● **Records**
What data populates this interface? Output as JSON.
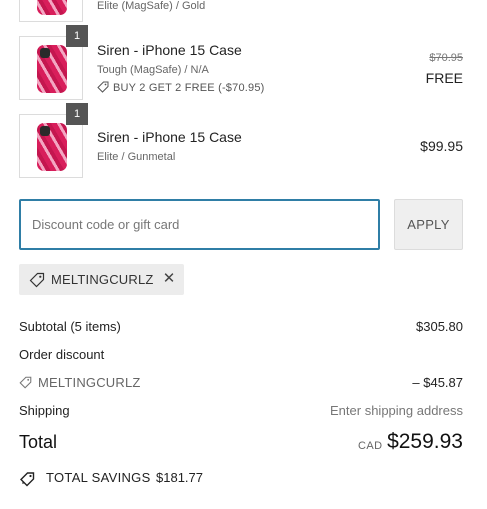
{
  "items": [
    {
      "variant": "Elite (MagSafe) / Gold"
    },
    {
      "quantity": "1",
      "title": "Siren - iPhone 15 Case",
      "variant": "Tough (MagSafe) / N/A",
      "promo": "BUY 2 GET 2 FREE (-$70.95)",
      "original_price": "$70.95",
      "price": "FREE"
    },
    {
      "quantity": "1",
      "title": "Siren - iPhone 15 Case",
      "variant": "Elite / Gunmetal",
      "price": "$99.95"
    }
  ],
  "discount": {
    "placeholder": "Discount code or gift card",
    "value": "",
    "apply_label": "APPLY",
    "applied_code": "MELTINGCURLZ"
  },
  "summary": {
    "subtotal_label": "Subtotal (5 items)",
    "subtotal_value": "$305.80",
    "order_discount_label": "Order discount",
    "discount_code": "MELTINGCURLZ",
    "discount_value": "– $45.87",
    "shipping_label": "Shipping",
    "shipping_value": "Enter shipping address",
    "total_label": "Total",
    "currency": "CAD",
    "total_value": "$259.93",
    "savings_label": "TOTAL SAVINGS",
    "savings_value": "$181.77"
  },
  "colors": {
    "accent": "#2f7ea6",
    "case_pink": "#d81e5b",
    "chip_bg": "#ececec"
  },
  "icons": [
    "tag-icon",
    "close-icon",
    "savings-tag-icon"
  ]
}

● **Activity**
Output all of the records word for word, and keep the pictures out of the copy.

● **Result for this task**
What data populates this interface? Output as JSON.
{
  "items": [
    {
      "variant": "Elite (MagSafe) / Gold"
    },
    {
      "quantity": "1",
      "title": "Siren - iPhone 15 Case",
      "variant": "Tough (MagSafe) / N/A",
      "promo": "BUY 2 GET 2 FREE (-$70.95)",
      "original_price": "$70.95",
      "price": "FREE"
    },
    {
      "quantity": "1",
      "title": "Siren - iPhone 15 Case",
      "variant": "Elite / Gunmetal",
      "price": "$99.95"
    }
  ],
  "discount": {
    "placeholder": "Discount code or gift card",
    "value": "",
    "apply_label": "APPLY",
    "applied_code": "MELTINGCURLZ"
  },
  "summary": {
    "subtotal_label": "Subtotal (5 items)",
    "subtotal_value": "$305.80",
    "order_discount_label": "Order discount",
    "discount_code": "MELTINGCURLZ",
    "discount_value": "– $45.87",
    "shipping_label": "Shipping",
    "shipping_value": "Enter shipping address",
    "total_label": "Total",
    "currency": "CAD",
    "total_value": "$259.93",
    "savings_label": "TOTAL SAVINGS",
    "savings_value": "$181.77"
  },
  "colors": {
    "accent": "#2f7ea6",
    "case_pink": "#d81e5b",
    "chip_bg": "#ececec"
  },
  "icons": [
    "tag-icon",
    "close-icon",
    "savings-tag-icon"
  ]
}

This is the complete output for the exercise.